Records for this task –
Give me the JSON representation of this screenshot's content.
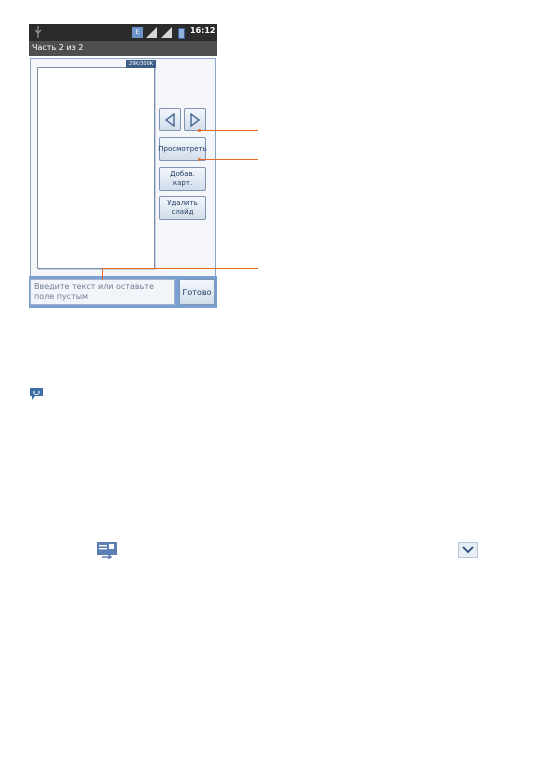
{
  "status_bar": {
    "network": "E",
    "time": "16:12"
  },
  "title_bar": {
    "title": "Часть 2 из 2"
  },
  "slide": {
    "size_badge": "29K/300K"
  },
  "buttons": {
    "preview": "Просмотреть",
    "add_card": "Добав. карт.",
    "delete_slide": "Удалить слайд",
    "done": "Готово"
  },
  "input": {
    "placeholder": "Введите текст или оставьте поле пустым"
  },
  "colors": {
    "accent": "#e46a2a",
    "status_bar": "#2b2b2b",
    "title_bar": "#4f4f4f",
    "input_bar": "#7aa0d3"
  },
  "icons": [
    "usb-icon",
    "signal-icon",
    "battery-icon",
    "arrow-left-icon",
    "arrow-right-icon",
    "chat-icon",
    "send-icon",
    "chevron-down-icon"
  ]
}
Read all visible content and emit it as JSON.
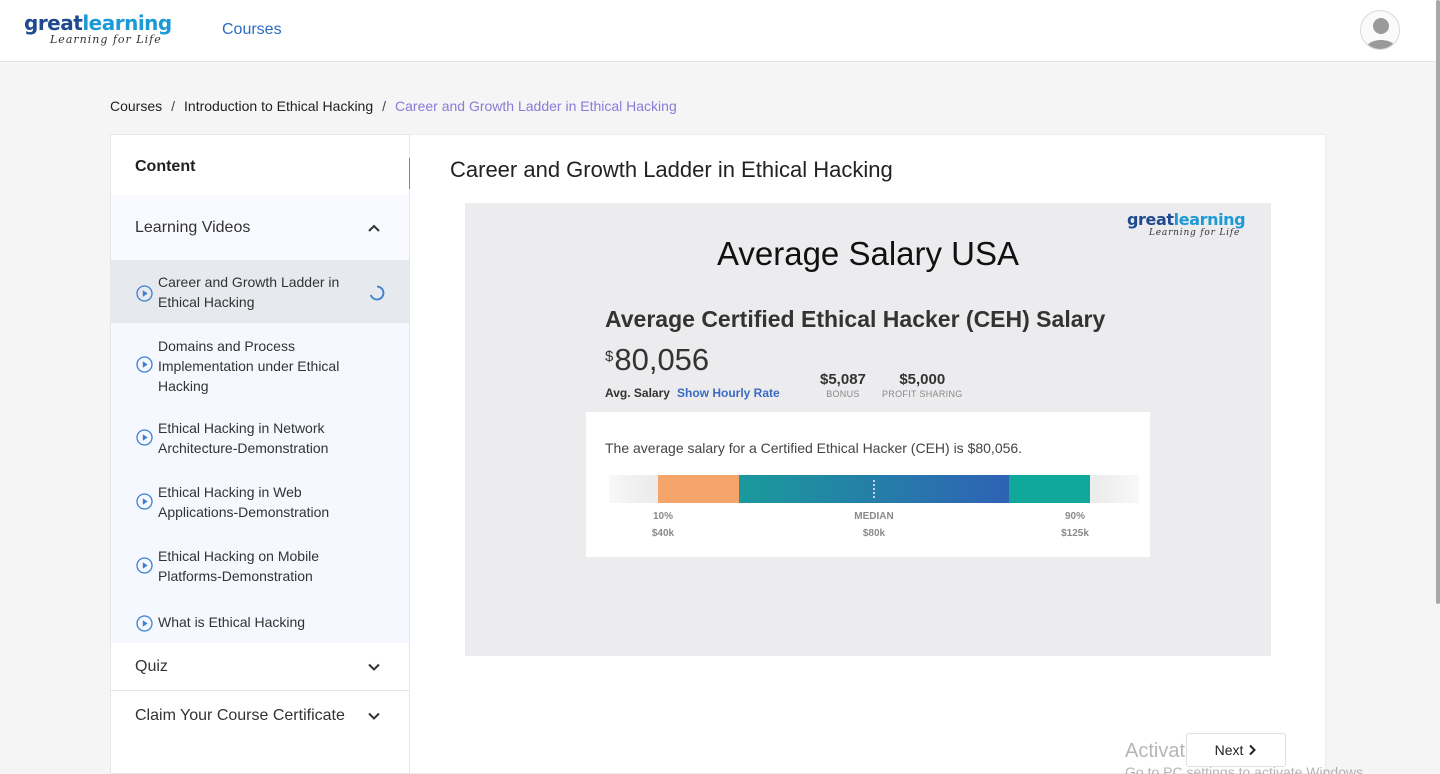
{
  "header": {
    "logo_main_1": "great",
    "logo_main_2": "learning",
    "logo_tagline": "Learning for Life",
    "nav_courses": "Courses"
  },
  "breadcrumb": {
    "items": [
      "Courses",
      "Introduction to Ethical Hacking"
    ],
    "separator": "/",
    "current": "Career and Growth Ladder in Ethical Hacking"
  },
  "sidebar": {
    "content_title": "Content",
    "sections": [
      {
        "label": "Learning Videos",
        "expanded": true,
        "items": [
          {
            "label": "Career and Growth Ladder in Ethical Hacking",
            "active": true
          },
          {
            "label": "Domains and Process Implementation under Ethical Hacking"
          },
          {
            "label": "Ethical Hacking in Network Architecture-Demonstration"
          },
          {
            "label": "Ethical Hacking in Web Applications-Demonstration"
          },
          {
            "label": "Ethical Hacking on Mobile Platforms-Demonstration"
          },
          {
            "label": "What is Ethical Hacking"
          }
        ]
      },
      {
        "label": "Quiz",
        "expanded": false
      },
      {
        "label": "Claim Your Course Certificate",
        "expanded": false
      }
    ]
  },
  "main": {
    "title": "Career and Growth Ladder in Ethical Hacking",
    "slide": {
      "logo_main_1": "great",
      "logo_main_2": "learning",
      "logo_tagline": "Learning for Life",
      "title": "Average Salary USA",
      "card": {
        "heading": "Average Certified Ethical Hacker (CEH) Salary",
        "currency": "$",
        "amount": "80,056",
        "avg_label": "Avg. Salary",
        "hourly_link": "Show Hourly Rate",
        "bonus_value": "$5,087",
        "bonus_label": "BONUS",
        "profit_value": "$5,000",
        "profit_label": "PROFIT SHARING",
        "description": "The average salary for a Certified Ethical Hacker (CEH) is $80,056.",
        "range": {
          "low_pct": "10%",
          "low_val": "$40k",
          "median_label": "MEDIAN",
          "median_val": "$80k",
          "high_pct": "90%",
          "high_val": "$125k"
        }
      }
    },
    "next_label": "Next"
  },
  "watermark": {
    "line1": "Activate Windows",
    "line2": "Go to PC settings to activate Windows."
  },
  "colors": {
    "accent": "#6a7ff0",
    "link": "#2a6dc4",
    "breadcrumb_current": "#8c79d8",
    "bar_low": "#f5a56a",
    "bar_mid_start": "#1a9a9c",
    "bar_mid_end": "#2f62b5",
    "bar_high": "#11a89c"
  }
}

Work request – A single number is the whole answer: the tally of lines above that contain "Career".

Result for this task – 3